* [TRY IT]
Write out the entries again exactly as they are given.

* [DATA TO PROCESS]
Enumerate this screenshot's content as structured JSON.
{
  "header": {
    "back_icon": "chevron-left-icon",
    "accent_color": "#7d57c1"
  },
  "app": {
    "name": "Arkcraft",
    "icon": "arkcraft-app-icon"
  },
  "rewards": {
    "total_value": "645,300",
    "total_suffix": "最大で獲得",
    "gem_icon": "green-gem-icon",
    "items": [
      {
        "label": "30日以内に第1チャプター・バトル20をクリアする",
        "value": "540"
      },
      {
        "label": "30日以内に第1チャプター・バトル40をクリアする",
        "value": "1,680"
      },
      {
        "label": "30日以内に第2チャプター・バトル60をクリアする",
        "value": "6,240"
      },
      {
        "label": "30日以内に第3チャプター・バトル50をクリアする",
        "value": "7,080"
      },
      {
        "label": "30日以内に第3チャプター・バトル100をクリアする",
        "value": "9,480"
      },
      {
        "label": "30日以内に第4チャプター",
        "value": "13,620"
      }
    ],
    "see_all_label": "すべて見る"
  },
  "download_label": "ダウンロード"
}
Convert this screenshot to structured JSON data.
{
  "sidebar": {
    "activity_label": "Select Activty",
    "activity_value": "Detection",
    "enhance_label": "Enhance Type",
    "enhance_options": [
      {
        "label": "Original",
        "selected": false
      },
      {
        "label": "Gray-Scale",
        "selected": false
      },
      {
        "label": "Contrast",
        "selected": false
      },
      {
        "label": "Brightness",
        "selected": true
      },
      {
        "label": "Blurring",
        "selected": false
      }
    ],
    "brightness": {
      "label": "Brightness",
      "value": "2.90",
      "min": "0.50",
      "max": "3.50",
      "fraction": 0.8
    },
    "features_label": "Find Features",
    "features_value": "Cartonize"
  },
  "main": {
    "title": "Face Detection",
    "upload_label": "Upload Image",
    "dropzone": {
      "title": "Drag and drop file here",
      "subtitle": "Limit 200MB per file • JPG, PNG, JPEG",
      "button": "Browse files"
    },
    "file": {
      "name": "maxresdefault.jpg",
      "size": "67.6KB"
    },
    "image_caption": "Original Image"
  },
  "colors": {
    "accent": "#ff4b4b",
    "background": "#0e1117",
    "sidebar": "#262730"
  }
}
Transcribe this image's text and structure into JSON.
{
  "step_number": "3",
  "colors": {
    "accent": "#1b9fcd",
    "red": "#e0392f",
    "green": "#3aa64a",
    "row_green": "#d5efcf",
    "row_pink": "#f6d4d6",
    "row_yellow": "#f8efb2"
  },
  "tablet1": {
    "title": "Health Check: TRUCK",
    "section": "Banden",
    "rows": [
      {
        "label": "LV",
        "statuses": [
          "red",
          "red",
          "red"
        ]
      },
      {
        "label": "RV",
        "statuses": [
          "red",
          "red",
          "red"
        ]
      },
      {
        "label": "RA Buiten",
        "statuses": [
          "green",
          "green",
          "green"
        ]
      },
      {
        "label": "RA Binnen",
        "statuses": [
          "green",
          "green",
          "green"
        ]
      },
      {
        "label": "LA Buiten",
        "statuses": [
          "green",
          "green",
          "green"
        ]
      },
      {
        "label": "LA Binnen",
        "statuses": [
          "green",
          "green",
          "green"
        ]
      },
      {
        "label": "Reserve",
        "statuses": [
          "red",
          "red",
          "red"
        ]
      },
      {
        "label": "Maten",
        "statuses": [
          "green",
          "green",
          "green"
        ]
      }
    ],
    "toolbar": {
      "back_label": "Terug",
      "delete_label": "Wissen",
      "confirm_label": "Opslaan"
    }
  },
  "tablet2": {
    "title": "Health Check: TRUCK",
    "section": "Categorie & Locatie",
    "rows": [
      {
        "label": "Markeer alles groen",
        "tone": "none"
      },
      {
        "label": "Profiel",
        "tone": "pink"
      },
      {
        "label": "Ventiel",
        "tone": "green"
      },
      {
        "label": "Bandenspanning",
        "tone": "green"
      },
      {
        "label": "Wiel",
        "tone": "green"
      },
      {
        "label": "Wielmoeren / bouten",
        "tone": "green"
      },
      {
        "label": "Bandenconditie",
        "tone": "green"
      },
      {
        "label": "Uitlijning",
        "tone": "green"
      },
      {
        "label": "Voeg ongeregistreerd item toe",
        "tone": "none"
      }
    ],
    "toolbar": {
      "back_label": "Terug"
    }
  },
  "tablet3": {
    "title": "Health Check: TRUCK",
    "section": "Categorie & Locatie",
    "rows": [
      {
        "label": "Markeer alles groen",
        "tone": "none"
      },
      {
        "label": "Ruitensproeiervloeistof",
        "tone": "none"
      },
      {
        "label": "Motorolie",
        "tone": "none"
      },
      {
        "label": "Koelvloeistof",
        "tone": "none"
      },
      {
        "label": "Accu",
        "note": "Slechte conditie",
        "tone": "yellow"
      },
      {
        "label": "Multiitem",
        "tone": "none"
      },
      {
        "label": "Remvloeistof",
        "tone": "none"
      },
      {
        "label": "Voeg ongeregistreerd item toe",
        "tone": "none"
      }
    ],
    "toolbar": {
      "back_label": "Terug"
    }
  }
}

* [RESPONSE TO THIS TASK]
Enumerate this screenshot's content as structured JSON.
{
  "header": {
    "back_icon": "chevron-left-icon",
    "accent_color": "#7d57c1"
  },
  "app": {
    "name": "Arkcraft",
    "icon": "arkcraft-app-icon"
  },
  "rewards": {
    "total_value": "645,300",
    "total_suffix": "最大で獲得",
    "gem_icon": "green-gem-icon",
    "items": [
      {
        "label": "30日以内に第1チャプター・バトル20をクリアする",
        "value": "540"
      },
      {
        "label": "30日以内に第1チャプター・バトル40をクリアする",
        "value": "1,680"
      },
      {
        "label": "30日以内に第2チャプター・バトル60をクリアする",
        "value": "6,240"
      },
      {
        "label": "30日以内に第3チャプター・バトル50をクリアする",
        "value": "7,080"
      },
      {
        "label": "30日以内に第3チャプター・バトル100をクリアする",
        "value": "9,480"
      },
      {
        "label": "30日以内に第4チャプター",
        "value": "13,620"
      }
    ],
    "see_all_label": "すべて見る"
  },
  "download_label": "ダウンロード"
}
Convert this screenshot to structured JSON data.
{
  "sidebar": {
    "activity_label": "Select Activty",
    "activity_value": "Detection",
    "enhance_label": "Enhance Type",
    "enhance_options": [
      {
        "label": "Original",
        "selected": false
      },
      {
        "label": "Gray-Scale",
        "selected": false
      },
      {
        "label": "Contrast",
        "selected": false
      },
      {
        "label": "Brightness",
        "selected": true
      },
      {
        "label": "Blurring",
        "selected": false
      }
    ],
    "brightness": {
      "label": "Brightness",
      "value": "2.90",
      "min": "0.50",
      "max": "3.50",
      "fraction": 0.8
    },
    "features_label": "Find Features",
    "features_value": "Cartonize"
  },
  "main": {
    "title": "Face Detection",
    "upload_label": "Upload Image",
    "dropzone": {
      "title": "Drag and drop file here",
      "subtitle": "Limit 200MB per file • JPG, PNG, JPEG",
      "button": "Browse files"
    },
    "file": {
      "name": "maxresdefault.jpg",
      "size": "67.6KB"
    },
    "image_caption": "Original Image"
  },
  "colors": {
    "accent": "#ff4b4b",
    "background": "#0e1117",
    "sidebar": "#262730"
  }
}
Transcribe this image's text and structure into JSON.
{
  "step_number": "3",
  "colors": {
    "accent": "#1b9fcd",
    "red": "#e0392f",
    "green": "#3aa64a",
    "row_green": "#d5efcf",
    "row_pink": "#f6d4d6",
    "row_yellow": "#f8efb2"
  },
  "tablet1": {
    "title": "Health Check: TRUCK",
    "section": "Banden",
    "rows": [
      {
        "label": "LV",
        "statuses": [
          "red",
          "red",
          "red"
        ]
      },
      {
        "label": "RV",
        "statuses": [
          "red",
          "red",
          "red"
        ]
      },
      {
        "label": "RA Buiten",
        "statuses": [
          "green",
          "green",
          "green"
        ]
      },
      {
        "label": "RA Binnen",
        "statuses": [
          "green",
          "green",
          "green"
        ]
      },
      {
        "label": "LA Buiten",
        "statuses": [
          "green",
          "green",
          "green"
        ]
      },
      {
        "label": "LA Binnen",
        "statuses": [
          "green",
          "green",
          "green"
        ]
      },
      {
        "label": "Reserve",
        "statuses": [
          "red",
          "red",
          "red"
        ]
      },
      {
        "label": "Maten",
        "statuses": [
          "green",
          "green",
          "green"
        ]
      }
    ],
    "toolbar": {
      "back_label": "Terug",
      "delete_label": "Wissen",
      "confirm_label": "Opslaan"
    }
  },
  "tablet2": {
    "title": "Health Check: TRUCK",
    "section": "Categorie & Locatie",
    "rows": [
      {
        "label": "Markeer alles groen",
        "tone": "none"
      },
      {
        "label": "Profiel",
        "tone": "pink"
      },
      {
        "label": "Ventiel",
        "tone": "green"
      },
      {
        "label": "Bandenspanning",
        "tone": "green"
      },
      {
        "label": "Wiel",
        "tone": "green"
      },
      {
        "label": "Wielmoeren / bouten",
        "tone": "green"
      },
      {
        "label": "Bandenconditie",
        "tone": "green"
      },
      {
        "label": "Uitlijning",
        "tone": "green"
      },
      {
        "label": "Voeg ongeregistreerd item toe",
        "tone": "none"
      }
    ],
    "toolbar": {
      "back_label": "Terug"
    }
  },
  "tablet3": {
    "title": "Health Check: TRUCK",
    "section": "Categorie & Locatie",
    "rows": [
      {
        "label": "Markeer alles groen",
        "tone": "none"
      },
      {
        "label": "Ruitensproeiervloeistof",
        "tone": "none"
      },
      {
        "label": "Motorolie",
        "tone": "none"
      },
      {
        "label": "Koelvloeistof",
        "tone": "none"
      },
      {
        "label": "Accu",
        "note": "Slechte conditie",
        "tone": "yellow"
      },
      {
        "label": "Multiitem",
        "tone": "none"
      },
      {
        "label": "Remvloeistof",
        "tone": "none"
      },
      {
        "label": "Voeg ongeregistreerd item toe",
        "tone": "none"
      }
    ],
    "toolbar": {
      "back_label": "Terug"
    }
  }
}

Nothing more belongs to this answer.